So it’s been Vyndktvx’s influence that’s made the young Superman’s life as grounded as it is, while our glimpses of the Mxyzptlk-influenced future have been far wilder and more imaginative. They’ve even been rendered in brighter colors, and generally drawn by flashier artists. We’ve also seen Supes unconsciously trying to break free of Vyndktvx’s brown world with his multi-colored t-shirts and on-again off-again flirtations with wearing the Kryptonian
pervert suit armor.
It’s all a thinly-veiled commentary on super hero fiction, of course, with Morrison coming down solidly on the side of the wild creativity over grim mundanity. As he would. He takes it a step beyond mere aesthetic choices, however, with Mrs. Nyxly calling the coming Orange Years a triumph of good over evil. Which may be a bit much. It may also turn out to be a bit ironic, considering the directions that DC editorial seems determined to take the Superman books in after Morrison’s time with the character is done.

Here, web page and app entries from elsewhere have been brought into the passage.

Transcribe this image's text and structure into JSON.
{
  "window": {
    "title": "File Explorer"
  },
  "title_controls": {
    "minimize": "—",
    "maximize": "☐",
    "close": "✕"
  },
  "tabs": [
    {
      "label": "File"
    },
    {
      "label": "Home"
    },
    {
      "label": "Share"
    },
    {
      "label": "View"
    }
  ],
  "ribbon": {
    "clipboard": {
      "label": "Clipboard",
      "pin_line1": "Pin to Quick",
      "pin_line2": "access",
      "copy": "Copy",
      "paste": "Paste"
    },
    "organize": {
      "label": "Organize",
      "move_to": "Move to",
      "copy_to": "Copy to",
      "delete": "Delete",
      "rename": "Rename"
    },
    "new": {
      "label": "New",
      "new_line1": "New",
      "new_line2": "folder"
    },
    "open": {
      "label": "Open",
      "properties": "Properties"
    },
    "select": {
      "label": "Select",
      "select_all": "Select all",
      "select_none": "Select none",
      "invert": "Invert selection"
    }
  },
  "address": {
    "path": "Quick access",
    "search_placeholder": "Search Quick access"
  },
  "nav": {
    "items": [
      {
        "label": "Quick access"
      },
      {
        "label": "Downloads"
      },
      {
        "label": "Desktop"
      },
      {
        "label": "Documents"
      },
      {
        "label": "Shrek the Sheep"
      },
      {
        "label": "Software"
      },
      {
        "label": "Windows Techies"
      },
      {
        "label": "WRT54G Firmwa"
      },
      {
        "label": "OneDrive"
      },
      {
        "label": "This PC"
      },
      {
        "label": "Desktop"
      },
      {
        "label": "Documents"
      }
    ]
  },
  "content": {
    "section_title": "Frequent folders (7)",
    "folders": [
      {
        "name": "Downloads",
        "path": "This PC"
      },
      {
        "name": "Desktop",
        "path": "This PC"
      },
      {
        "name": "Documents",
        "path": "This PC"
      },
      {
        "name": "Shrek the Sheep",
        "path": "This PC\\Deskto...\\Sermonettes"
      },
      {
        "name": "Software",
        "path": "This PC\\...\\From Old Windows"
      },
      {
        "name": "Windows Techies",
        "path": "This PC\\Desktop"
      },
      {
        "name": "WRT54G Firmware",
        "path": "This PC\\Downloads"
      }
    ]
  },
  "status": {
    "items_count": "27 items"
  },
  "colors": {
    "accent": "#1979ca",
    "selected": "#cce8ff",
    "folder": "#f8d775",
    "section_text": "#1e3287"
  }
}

So enjoy that glimpse of Super Turtle while you can. I doubt we’ll see his like again anytime soon.
Of course, I long ago decided that good comics were the only ones that counted as far as I’m concerned. So for me, Superman’s adventures go on hold after next month’s resolution to the Grant Morrison era of Action Comics, only to be resumed when something comes along that might live up to the glories promised by the magical imp princess. The rest of it might as well have happened to Vartox.